Available data =>

┌────────

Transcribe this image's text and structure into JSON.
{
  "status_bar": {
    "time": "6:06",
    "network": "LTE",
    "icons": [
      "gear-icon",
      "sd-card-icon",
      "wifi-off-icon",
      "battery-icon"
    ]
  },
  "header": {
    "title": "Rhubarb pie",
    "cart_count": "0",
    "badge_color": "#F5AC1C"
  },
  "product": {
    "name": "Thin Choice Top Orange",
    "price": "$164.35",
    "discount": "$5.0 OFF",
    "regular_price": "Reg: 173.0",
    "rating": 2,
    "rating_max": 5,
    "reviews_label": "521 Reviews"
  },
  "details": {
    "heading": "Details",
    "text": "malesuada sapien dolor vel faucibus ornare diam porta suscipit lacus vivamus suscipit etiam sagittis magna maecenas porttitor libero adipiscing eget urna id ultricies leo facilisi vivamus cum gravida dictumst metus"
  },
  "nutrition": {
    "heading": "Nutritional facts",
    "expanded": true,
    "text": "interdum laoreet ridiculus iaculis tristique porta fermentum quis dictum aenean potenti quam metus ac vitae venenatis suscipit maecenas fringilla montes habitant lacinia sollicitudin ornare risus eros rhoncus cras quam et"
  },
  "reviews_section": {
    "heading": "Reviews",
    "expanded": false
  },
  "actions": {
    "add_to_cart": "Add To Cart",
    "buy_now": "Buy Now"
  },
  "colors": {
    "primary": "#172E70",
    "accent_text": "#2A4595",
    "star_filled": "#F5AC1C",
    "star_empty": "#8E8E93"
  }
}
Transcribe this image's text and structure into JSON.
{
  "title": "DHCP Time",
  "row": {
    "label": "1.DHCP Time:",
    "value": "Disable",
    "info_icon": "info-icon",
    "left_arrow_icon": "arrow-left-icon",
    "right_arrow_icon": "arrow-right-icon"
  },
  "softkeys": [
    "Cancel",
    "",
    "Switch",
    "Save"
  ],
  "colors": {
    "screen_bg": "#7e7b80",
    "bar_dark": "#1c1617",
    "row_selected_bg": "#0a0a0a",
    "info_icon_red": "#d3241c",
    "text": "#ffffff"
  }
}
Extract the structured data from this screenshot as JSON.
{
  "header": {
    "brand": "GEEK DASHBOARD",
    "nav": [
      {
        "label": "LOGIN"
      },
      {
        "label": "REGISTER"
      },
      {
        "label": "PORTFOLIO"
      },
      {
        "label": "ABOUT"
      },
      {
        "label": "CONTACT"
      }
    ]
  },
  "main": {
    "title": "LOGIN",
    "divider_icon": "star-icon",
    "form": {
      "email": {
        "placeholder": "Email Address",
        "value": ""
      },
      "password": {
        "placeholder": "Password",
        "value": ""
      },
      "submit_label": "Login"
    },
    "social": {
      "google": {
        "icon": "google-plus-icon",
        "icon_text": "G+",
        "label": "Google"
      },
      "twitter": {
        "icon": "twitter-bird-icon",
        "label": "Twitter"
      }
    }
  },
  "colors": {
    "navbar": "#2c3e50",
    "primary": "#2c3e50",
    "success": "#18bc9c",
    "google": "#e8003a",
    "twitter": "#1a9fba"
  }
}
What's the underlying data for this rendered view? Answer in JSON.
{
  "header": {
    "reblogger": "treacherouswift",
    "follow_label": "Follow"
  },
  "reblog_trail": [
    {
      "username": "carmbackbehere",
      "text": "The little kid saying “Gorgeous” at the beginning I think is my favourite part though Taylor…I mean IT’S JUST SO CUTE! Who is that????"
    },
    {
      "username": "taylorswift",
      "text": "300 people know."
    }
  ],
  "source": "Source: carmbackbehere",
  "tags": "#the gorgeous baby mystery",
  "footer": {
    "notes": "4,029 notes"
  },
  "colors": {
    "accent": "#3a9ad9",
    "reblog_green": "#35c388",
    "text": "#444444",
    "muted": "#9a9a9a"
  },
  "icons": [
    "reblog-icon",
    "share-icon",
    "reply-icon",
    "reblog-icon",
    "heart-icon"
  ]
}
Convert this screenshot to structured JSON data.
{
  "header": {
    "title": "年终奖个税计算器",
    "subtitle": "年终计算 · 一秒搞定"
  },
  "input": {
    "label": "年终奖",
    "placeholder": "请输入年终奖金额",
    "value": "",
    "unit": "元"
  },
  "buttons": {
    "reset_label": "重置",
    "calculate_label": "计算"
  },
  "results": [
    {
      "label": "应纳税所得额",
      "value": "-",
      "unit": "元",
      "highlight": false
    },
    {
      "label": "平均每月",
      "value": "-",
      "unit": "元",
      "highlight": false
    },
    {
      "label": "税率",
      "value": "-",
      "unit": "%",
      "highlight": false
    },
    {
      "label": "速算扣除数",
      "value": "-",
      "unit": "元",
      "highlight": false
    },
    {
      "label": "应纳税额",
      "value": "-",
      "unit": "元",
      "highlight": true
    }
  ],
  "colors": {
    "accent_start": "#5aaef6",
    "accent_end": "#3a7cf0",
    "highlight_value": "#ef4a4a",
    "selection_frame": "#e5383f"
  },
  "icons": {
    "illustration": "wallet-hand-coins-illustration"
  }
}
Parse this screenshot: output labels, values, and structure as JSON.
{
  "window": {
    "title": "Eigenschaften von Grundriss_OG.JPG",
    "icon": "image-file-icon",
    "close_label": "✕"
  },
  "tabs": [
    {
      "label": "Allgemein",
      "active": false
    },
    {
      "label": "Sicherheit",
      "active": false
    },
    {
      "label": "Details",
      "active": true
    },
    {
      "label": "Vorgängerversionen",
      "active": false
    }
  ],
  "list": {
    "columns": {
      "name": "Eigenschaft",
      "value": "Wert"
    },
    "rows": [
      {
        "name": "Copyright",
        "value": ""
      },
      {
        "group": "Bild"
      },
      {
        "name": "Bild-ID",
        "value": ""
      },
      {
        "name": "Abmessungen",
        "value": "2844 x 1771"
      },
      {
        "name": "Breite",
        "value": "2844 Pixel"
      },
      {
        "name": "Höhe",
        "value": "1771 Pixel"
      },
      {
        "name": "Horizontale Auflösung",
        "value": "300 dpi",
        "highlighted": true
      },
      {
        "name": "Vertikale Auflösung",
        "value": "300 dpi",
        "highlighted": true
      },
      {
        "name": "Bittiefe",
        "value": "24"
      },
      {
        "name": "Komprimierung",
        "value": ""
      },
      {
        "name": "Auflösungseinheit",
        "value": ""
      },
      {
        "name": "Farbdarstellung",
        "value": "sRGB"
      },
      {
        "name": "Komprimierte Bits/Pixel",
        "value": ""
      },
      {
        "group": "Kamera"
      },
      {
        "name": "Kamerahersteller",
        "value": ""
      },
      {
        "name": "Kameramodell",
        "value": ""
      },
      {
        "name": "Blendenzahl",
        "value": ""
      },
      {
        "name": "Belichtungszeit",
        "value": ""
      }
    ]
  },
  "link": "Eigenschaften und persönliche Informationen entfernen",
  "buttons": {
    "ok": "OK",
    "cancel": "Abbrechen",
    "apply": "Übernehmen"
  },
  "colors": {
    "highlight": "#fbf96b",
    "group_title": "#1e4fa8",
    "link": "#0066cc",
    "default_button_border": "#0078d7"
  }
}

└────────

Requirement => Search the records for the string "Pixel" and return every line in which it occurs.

Exercise result =>
        "value": "2844 Pixel"
        "value": "1771 Pixel"
        "name": "Komprimierte Bits/Pixel",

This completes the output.